Data under study:
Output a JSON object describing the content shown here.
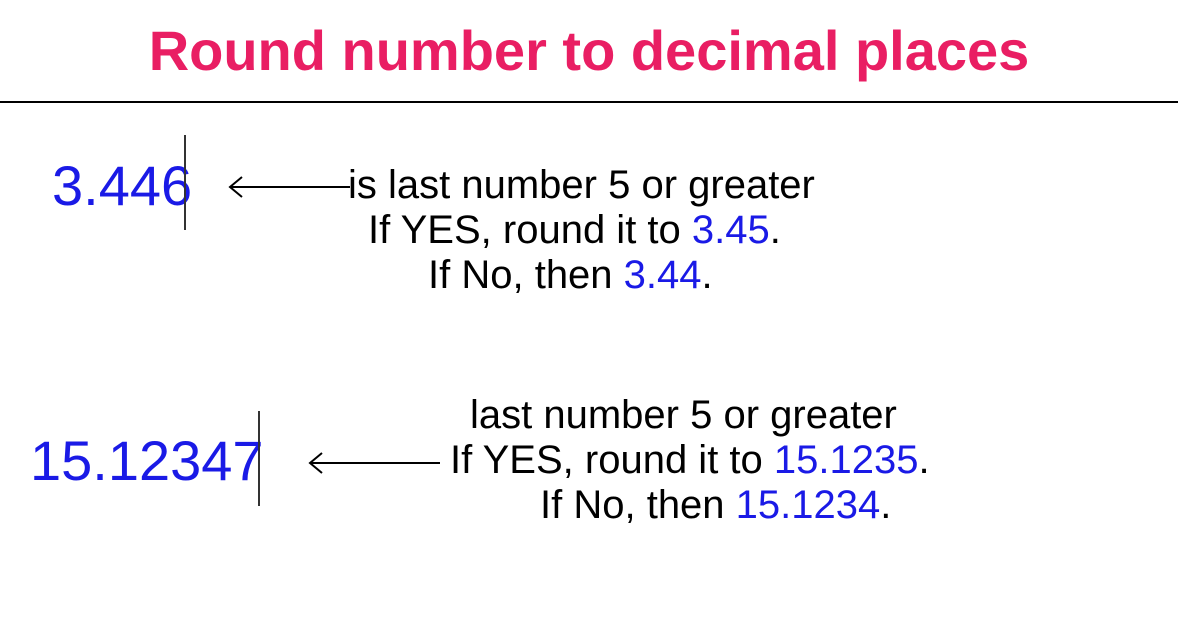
{
  "title": "Round number to decimal places",
  "example1": {
    "number": "3.446",
    "line1_text": "is last number 5 or greater",
    "line2_prefix": "If YES, round it to ",
    "line2_value": "3.45",
    "line2_suffix": ".",
    "line3_prefix": "If No, then ",
    "line3_value": "3.44",
    "line3_suffix": "."
  },
  "example2": {
    "number": "15.12347",
    "line1_text": "last number 5 or greater",
    "line2_prefix": "If YES, round it to ",
    "line2_value": "15.1235",
    "line2_suffix": ".",
    "line3_prefix": "If No, then ",
    "line3_value": "15.1234",
    "line3_suffix": "."
  }
}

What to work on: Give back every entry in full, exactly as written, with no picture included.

Exercise answer:
Output a JSON object describing the content shown here.
{
  "title": "Round number to decimal places",
  "example1": {
    "number": "3.446",
    "line1_text": "is last number 5 or greater",
    "line2_prefix": "If YES, round it to ",
    "line2_value": "3.45",
    "line2_suffix": ".",
    "line3_prefix": "If No, then ",
    "line3_value": "3.44",
    "line3_suffix": "."
  },
  "example2": {
    "number": "15.12347",
    "line1_text": "last number 5 or greater",
    "line2_prefix": "If YES, round it to ",
    "line2_value": "15.1235",
    "line2_suffix": ".",
    "line3_prefix": "If No, then ",
    "line3_value": "15.1234",
    "line3_suffix": "."
  }
}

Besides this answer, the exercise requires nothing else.